▶ [SUPPLIED MATERIAL]:
[Start of section]

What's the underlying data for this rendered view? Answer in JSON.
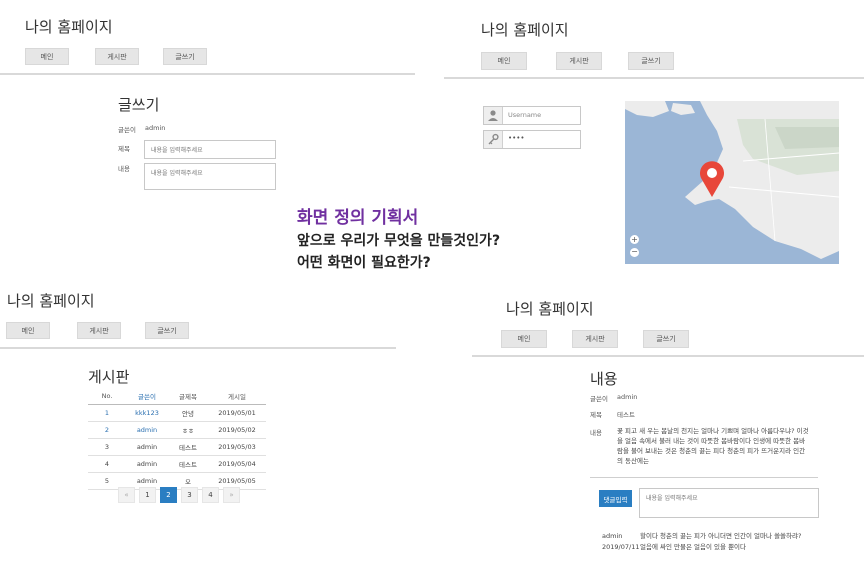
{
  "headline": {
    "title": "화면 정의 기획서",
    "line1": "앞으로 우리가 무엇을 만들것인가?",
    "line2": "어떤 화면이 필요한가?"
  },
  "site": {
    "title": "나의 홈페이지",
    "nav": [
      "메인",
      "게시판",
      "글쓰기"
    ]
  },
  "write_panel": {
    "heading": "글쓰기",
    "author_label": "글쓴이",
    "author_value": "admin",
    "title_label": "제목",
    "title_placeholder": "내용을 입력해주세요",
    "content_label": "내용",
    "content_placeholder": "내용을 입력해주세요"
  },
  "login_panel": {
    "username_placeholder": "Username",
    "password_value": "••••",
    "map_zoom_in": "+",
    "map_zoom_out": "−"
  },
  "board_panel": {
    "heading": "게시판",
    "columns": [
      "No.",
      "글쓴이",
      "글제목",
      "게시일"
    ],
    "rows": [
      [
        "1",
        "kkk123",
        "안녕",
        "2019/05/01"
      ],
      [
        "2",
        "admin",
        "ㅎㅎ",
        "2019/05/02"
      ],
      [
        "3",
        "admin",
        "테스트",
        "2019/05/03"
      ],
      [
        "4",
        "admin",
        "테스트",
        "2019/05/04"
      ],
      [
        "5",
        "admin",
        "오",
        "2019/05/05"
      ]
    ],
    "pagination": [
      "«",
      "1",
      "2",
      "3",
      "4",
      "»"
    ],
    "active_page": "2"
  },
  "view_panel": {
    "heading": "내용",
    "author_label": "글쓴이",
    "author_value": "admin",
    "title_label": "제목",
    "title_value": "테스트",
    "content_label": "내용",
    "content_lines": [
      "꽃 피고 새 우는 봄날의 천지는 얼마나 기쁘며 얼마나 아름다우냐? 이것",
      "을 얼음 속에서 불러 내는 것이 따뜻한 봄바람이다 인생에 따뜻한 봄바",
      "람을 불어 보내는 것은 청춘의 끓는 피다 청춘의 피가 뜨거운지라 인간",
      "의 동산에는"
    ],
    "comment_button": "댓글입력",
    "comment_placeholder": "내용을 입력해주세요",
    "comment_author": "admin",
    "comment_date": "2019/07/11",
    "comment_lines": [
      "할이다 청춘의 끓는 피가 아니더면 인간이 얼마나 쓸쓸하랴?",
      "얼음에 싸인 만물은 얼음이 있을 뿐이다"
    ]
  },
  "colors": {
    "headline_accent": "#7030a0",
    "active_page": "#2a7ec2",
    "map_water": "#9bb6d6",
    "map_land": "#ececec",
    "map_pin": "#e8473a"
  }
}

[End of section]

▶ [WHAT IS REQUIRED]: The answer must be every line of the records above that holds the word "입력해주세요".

▶ [OUTPUT]:
    "title_placeholder": "내용을 입력해주세요",
    "content_placeholder": "내용을 입력해주세요"
    "comment_placeholder": "내용을 입력해주세요",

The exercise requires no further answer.